That's why it is critical that Pennsylvania's Medicaid policies be revised, as was already done in 12 other states, so that all women can access these effective and long-lasting contraceptive options immediately after childbirth to avoid unintended pregnancies.

|Arden McAllister, Elizabeth Gurney, M.D., and Courtney Schreiber, M.D., department of obstetrics and gynecology, University of Pennsylvania, Philadelphia, givingpages.upenn.edu/larcproject

ISSUE | CHURCH SHOOTING

Forgiveness that many could not muster

I have been going to church almost my whole 70 years, but never, ever have I seen such a Christian way of love, compassion, and charity as that shown by the families of those shot in South Carolina ("Together again," June 21). These gracious, grieving people have shown the world what religion is supposed to mean in one's life.

|Emma Lee, Philadelphia, joendemma@yahoo.com

Looking hate in the eye, some not seeing it

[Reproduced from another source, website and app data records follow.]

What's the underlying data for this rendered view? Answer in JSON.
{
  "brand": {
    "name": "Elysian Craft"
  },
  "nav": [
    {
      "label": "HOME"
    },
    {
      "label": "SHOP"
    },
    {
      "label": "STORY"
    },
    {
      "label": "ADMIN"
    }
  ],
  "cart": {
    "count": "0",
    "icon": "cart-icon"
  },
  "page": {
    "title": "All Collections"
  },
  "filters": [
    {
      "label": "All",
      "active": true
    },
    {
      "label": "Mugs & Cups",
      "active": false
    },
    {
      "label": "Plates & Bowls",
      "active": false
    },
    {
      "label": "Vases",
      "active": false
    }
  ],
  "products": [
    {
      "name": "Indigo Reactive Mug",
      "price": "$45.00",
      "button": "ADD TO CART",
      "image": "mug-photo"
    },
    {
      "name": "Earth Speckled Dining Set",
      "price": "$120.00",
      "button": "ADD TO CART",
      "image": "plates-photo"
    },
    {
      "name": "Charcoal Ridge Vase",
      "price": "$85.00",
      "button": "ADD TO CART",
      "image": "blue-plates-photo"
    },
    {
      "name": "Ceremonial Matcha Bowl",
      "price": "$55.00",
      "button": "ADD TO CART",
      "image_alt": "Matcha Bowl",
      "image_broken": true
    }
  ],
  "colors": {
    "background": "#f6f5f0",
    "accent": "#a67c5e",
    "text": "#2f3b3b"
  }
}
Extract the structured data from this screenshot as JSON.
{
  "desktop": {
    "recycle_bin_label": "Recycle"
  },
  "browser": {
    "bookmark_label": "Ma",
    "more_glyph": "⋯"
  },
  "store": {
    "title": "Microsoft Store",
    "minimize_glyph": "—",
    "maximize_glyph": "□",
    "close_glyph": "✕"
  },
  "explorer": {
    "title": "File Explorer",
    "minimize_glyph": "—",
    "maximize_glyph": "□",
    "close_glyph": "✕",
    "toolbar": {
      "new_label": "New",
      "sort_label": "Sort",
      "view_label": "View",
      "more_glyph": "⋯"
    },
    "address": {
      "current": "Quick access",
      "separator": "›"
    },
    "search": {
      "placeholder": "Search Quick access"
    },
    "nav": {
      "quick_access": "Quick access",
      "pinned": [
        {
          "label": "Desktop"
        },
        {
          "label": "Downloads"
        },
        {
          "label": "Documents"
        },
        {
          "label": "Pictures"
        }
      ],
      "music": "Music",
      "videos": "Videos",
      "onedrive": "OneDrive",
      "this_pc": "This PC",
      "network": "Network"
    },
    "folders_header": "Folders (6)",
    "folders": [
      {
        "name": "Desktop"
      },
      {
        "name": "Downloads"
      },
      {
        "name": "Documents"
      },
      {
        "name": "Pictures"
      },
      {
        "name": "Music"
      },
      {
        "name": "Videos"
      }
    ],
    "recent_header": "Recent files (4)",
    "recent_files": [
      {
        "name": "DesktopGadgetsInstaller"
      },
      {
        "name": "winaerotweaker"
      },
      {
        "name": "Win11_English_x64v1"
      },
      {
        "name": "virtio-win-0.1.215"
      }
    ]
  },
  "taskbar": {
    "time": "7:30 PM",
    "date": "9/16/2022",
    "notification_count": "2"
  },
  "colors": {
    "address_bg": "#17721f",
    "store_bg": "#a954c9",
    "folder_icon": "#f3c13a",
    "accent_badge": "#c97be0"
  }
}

After the unspeakable tragedy in Charleston, S.C., those on the left were distraught that not only another massacre occurred, but that nine people at a prayer meeting in a black church were gunned down. Just as predictable was the timid response by the right. Potential presidential candidates and right-wing pundits alike took turns echoing war-on-Christianity theories, refusing to acknowledge that outright racism was the only root of this tragedy. But the alleged killer met all the closely held criteria on the conservative play list: right to own a gun, white Southerner, racist thought process.

|Larry A. Wernick, Fort Washington, lawernick@gmail.com

Murders triggered harmony, not conflict

The murders in a South Carolina church had some effects that were quite the opposite of what the alleged shooter intended, in that they solidified support for racial justice among ordinary people.

|Ernest B. and Elaine H. Cohen, Upper Darby, ernest.cohen@ieee.org

NRA fund-raising as victims mourned

Thirty minutes after first reading about the shooting in Charleston, I received a call from a paid fund-raiser for the National Rifle Association. Have they no shame?

|Joel Chinitz, Fort Washington

ISSUE | LEARNING EXPERIENCE

Robot competition opens window on tech

Last week, nine teams of high school students competing in the FIRST Robotics Competition (For Inspiration and Recognition of Science and Technology) were invited to the Comcast Center to demonstrate the robots they spent so much time building, followed by a tour, lunch, and a meeting with the company's product development group. Meeting the Comcast team - and seeing the wall of patents held by them - really drove home the fact that this local company is at the forefront of media innovation.

Getting a chance to meet top executives at Comcast and have some of them drive the students' robots showed how seriously Comcast takes its involvement in robotics and in building the next generation of technology leaders. It is not just a rich company writing a check; it is a company that truly understands the vision of changing our culture to appreciate and value inventors.

|Jim Carr, executive director, Mid-Atlantic Robotics, West Windsor, midatlanticrobotics.com